As the grassroots representation of laborers, local government needed votes and could get them by improving the working environment. Collectively, the group of voters had more political influence through their political representatives than individuals did. Tammany Hall in New York City helped the newly formed New York State Factory Commission pass 56 laws concerning fire safety, hazardous machinery, and wages for womena dn children (Henretta 651). The New York Consumers’ League, middle-class women shocked by the indecency of working conditions, limited Oregon women’s working hours through the Supreme Court.
Other lobbyists convinced Massachusetts to pass a minimum wage law for women and children in 1912 (Henretta 645). But Supreme Court rulings and the few government laws passed could be effective only when the laws were enforced. Factories such as the Triangle Shirtwaist Factory violated fire regulations even after the disastrous fire (Mitelman 83). With little to lose if disobedient, too often did industries turn deaf ears to government mandates of reform. Although the efforts of unions and politicians in the early twentieth century were easily defeated and fell short of lofty goals to improve
working conditions, these spurs of labor reform began an effective labor movement that gathered force to stimulate the Progressive Era. Muckrakers exposing society’s ills tugged at heartstrings and stirred the fever of reform through the sight of revolting work and sickening men, providing a sharp contrast between capitalists and laborers. As the middle and upper class abandoned Social Darwinism, the Progressive Era emerged where the government finally became a friend rather than an enemy to the lower class.
Progressive presidents welcomed bills limiting hours while promoting collective bargaining through labor unions. At the same time, both the executive and judicial branches worked to weaken big businesses consisting of trusts and monopolies. The struggle to lessen the differences between capitalists and laborers continued until mid-century, until the major goals of minimum wage, maximum hours, and prevention of child labor were achieved.
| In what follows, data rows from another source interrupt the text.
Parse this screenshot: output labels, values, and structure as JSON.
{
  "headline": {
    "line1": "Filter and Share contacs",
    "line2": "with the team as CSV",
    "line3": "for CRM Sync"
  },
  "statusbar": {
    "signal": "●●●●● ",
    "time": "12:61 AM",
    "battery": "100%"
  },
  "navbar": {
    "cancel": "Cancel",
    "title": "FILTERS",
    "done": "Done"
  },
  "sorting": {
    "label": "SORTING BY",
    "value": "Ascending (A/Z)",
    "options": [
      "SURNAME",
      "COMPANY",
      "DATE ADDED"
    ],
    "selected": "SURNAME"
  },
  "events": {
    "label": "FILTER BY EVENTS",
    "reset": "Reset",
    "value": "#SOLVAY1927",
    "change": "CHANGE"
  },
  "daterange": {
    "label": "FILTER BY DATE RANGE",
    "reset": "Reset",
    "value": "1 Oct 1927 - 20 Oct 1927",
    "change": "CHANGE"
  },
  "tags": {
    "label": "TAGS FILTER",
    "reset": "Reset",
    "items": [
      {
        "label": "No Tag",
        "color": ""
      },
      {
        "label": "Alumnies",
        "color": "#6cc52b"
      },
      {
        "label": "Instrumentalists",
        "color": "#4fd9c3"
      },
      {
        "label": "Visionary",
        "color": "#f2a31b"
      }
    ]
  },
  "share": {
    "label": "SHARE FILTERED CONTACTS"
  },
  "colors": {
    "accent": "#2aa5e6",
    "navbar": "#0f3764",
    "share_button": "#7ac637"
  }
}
Although laborers still strive for better conditions and industries still resist, workers are now armed with the tools they need to improve their plight.